- Material for this exercise:
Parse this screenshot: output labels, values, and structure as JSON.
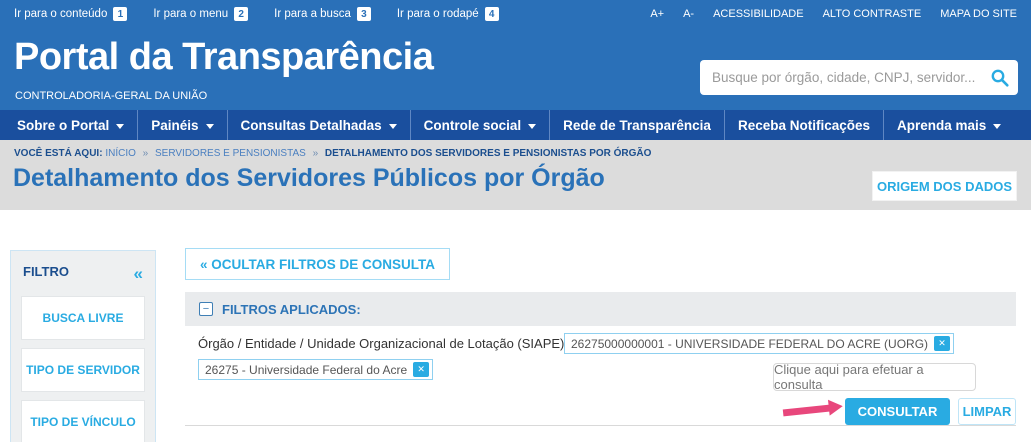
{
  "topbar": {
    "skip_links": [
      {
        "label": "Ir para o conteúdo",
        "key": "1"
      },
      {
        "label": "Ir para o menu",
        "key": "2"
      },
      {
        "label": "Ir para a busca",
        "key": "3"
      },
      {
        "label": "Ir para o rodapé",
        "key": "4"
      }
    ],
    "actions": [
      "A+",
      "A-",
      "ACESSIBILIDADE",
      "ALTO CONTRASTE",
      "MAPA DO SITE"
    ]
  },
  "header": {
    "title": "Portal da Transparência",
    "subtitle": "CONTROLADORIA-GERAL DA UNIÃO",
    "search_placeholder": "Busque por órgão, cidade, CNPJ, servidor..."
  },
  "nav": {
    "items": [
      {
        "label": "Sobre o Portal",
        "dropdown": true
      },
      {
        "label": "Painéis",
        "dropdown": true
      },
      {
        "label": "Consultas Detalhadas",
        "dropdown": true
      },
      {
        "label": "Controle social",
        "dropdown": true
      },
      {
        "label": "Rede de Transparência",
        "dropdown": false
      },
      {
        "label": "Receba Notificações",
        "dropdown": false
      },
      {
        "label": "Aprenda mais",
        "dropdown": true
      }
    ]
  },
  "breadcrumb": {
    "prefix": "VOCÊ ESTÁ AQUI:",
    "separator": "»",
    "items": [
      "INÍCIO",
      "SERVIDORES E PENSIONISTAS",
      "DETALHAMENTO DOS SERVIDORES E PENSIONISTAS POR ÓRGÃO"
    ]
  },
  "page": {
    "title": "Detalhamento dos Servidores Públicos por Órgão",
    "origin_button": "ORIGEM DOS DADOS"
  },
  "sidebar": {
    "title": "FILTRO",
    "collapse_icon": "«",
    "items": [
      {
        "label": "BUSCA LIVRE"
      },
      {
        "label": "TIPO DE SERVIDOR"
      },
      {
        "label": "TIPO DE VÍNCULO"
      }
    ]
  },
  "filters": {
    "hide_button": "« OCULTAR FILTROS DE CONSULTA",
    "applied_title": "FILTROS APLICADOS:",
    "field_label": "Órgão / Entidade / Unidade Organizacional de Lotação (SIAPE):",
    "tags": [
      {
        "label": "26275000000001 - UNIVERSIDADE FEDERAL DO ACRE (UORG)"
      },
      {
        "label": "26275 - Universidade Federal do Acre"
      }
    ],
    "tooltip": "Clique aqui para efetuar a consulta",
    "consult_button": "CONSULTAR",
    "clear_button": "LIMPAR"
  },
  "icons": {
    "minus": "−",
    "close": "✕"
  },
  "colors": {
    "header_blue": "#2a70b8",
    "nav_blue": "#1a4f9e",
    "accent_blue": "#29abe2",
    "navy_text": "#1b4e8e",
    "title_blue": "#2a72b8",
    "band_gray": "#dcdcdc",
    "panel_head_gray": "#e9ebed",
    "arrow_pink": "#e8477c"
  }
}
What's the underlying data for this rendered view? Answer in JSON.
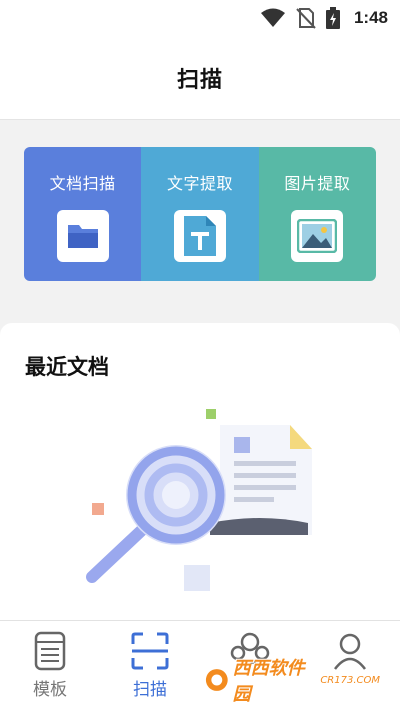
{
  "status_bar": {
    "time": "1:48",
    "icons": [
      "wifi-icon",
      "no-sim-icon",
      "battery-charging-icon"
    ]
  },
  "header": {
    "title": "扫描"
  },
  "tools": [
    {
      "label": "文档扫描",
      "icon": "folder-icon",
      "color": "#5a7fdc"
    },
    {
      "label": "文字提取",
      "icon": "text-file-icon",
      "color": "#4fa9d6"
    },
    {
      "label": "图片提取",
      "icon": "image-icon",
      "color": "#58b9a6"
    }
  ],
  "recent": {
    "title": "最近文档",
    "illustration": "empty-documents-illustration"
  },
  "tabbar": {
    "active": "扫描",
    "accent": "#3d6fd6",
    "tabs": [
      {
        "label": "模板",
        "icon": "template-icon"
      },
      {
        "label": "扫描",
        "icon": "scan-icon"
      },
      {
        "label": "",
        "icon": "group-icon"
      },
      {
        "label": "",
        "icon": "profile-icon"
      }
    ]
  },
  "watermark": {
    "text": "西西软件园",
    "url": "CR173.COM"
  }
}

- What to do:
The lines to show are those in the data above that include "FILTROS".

- Reply:
    "hide_button": "« OCULTAR FILTROS DE CONSULTA",
    "applied_title": "FILTROS APLICADOS:",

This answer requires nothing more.